At this point, most of the "catch-up" warming has already occurred.
The findings, published in the journal Atmospheric Chemistry and Physics, present a more complete picture of the processes that affect regional climate change. The work also carries significant implications for the future climate of industrial nations, like China, that have not yet implemented air quality regulations to the same extent as the United States.
Until the United States passed the Clean Air Act in 1970 and strengthened it in 1990, particulate pollution hung thick over the central and eastern states. Most of these particles in the atmosphere were made of sulfate, originating as sulfur emissions from coal-fired power plants. Compared to greenhouse gases, particulate pollution has a very short lifetime (about 1 week), so its distribution over the Earth is uneven.
"The primary driver of the warming hole is the aerosol pollution—these small particles," says Leibensperger. "What they do is reflect incoming sunlight, so we see a cooling effect at the surface."
This effect has been known for some time, but the new analysis demonstrates the strong impact that decreases in particulate pollution can have on regional climate.
The researchers found that interactions between clouds and particles amplified the cooling.
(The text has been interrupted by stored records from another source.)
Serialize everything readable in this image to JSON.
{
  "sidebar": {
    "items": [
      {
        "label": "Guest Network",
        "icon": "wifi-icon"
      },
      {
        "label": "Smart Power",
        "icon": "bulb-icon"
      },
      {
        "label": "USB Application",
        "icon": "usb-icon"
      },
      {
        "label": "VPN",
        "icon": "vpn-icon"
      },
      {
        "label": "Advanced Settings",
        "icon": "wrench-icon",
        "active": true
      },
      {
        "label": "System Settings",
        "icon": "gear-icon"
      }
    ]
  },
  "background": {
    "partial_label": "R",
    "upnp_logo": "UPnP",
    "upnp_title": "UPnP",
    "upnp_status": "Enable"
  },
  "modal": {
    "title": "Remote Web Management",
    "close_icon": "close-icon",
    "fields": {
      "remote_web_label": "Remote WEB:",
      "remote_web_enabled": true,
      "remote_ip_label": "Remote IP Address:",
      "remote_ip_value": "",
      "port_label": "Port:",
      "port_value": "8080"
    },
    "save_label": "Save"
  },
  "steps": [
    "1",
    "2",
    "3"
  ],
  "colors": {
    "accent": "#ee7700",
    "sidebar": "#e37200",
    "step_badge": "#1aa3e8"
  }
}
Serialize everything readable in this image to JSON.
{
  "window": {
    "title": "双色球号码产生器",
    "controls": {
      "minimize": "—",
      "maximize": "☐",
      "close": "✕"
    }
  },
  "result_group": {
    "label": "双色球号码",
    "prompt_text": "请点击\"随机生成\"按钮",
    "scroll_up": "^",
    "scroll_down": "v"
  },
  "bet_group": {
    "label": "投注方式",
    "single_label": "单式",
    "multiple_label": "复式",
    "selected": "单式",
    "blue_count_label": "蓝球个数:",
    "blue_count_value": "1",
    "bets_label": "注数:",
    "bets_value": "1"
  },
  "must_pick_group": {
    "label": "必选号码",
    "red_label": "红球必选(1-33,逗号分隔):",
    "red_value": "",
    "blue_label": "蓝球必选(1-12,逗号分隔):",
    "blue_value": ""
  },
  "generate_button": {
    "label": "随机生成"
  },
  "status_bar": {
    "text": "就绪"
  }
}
Particles of pollution can act as nucleation sites for cloud droplets, which can in turn reflect even more sunlight than the particles would individually, leading to greater cooling at the surface.
This was something I brought up back in 2005 when I as working with the climate guys here. Pollution and particulates make a big difference.
That is just odd. No, no. I don't mean the awful animation in the beginning. I mean the bizarro video of what looks like civvies just walking around atop the plane. Anyone have any ideas on what is going on here?